*YOUR GOAL*
Copy out each line of the data below in which the string "title" appears.

*GIVEN ENTRIES*
++++++++++

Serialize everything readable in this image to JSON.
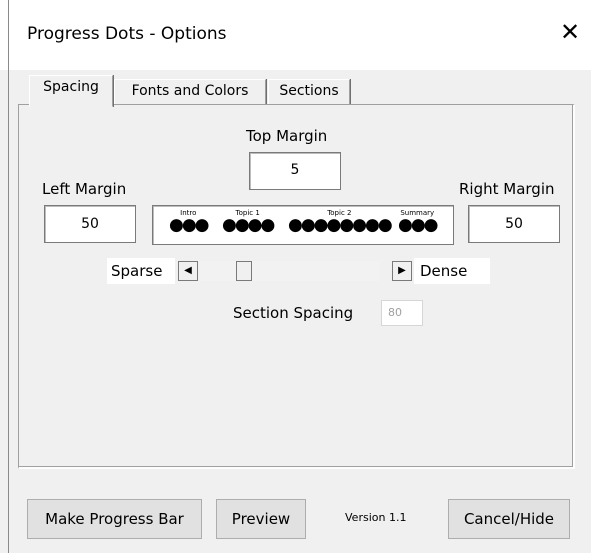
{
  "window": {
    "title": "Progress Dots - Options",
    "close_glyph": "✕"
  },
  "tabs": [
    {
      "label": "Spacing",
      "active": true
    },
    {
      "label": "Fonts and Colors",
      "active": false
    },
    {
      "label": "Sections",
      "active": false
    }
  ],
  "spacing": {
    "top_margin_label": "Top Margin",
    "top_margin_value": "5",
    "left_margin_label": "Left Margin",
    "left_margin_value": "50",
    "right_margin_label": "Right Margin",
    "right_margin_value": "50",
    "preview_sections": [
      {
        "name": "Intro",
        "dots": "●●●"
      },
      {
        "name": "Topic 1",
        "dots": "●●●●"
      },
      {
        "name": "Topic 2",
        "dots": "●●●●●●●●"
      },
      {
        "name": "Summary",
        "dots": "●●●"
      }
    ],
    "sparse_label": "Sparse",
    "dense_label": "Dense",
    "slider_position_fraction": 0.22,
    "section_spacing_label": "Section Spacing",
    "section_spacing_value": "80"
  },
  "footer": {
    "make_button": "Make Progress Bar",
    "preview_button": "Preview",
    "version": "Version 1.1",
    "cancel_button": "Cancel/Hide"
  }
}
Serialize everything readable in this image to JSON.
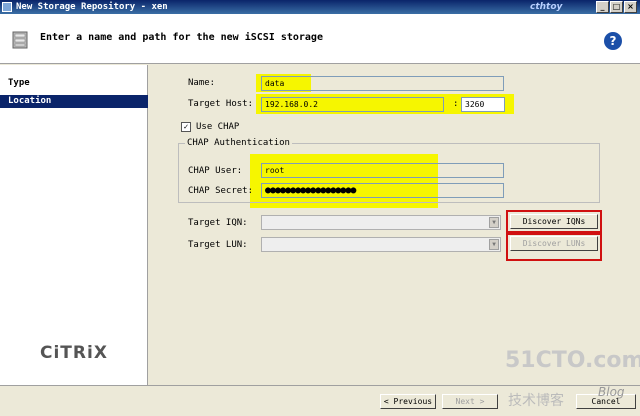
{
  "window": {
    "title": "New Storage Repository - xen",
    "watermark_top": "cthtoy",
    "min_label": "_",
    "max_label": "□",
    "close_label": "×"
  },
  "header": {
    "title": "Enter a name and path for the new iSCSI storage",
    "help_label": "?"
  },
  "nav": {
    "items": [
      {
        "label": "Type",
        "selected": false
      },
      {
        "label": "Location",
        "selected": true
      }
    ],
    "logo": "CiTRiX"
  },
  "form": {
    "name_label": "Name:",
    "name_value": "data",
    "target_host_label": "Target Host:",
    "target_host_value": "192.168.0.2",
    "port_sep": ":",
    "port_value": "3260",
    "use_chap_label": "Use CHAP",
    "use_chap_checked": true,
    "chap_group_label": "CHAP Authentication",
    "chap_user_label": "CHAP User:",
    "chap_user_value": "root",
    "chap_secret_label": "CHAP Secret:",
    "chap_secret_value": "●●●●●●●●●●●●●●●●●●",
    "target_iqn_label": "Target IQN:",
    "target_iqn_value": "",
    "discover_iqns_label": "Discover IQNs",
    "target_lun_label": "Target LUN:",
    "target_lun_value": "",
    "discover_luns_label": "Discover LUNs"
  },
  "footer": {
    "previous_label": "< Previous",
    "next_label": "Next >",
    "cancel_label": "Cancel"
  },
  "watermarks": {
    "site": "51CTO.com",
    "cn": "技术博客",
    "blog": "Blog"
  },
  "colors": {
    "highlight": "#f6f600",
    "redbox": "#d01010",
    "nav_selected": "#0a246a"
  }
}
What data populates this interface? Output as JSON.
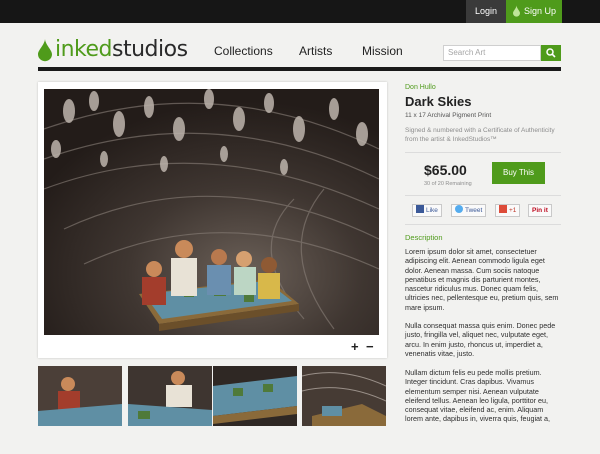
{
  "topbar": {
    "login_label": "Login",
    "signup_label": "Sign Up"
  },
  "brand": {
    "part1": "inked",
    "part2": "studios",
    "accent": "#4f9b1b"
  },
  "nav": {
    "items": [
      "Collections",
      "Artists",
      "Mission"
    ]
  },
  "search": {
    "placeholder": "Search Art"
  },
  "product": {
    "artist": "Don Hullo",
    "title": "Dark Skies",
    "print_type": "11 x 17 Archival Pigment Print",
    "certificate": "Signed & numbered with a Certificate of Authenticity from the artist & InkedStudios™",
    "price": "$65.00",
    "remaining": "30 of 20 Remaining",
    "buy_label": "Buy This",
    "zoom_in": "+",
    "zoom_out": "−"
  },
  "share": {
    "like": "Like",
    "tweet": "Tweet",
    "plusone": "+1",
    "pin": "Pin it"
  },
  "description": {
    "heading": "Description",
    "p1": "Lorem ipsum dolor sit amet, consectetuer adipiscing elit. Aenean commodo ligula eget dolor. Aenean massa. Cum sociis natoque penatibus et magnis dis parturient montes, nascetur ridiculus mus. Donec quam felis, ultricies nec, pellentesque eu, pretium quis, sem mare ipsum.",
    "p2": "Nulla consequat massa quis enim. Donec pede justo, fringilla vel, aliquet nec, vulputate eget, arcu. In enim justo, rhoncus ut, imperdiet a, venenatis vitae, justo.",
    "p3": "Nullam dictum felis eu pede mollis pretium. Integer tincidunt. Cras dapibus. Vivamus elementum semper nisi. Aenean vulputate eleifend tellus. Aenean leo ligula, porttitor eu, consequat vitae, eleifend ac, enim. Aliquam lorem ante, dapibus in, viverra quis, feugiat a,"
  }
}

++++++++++

*FINISHED TASK*
    "title": "Progress Dots - Options",
    "title": "New Storage Repository - xen",
    "title": "Enter a name and path for the new iSCSI storage",
    "title": "Dark Skies",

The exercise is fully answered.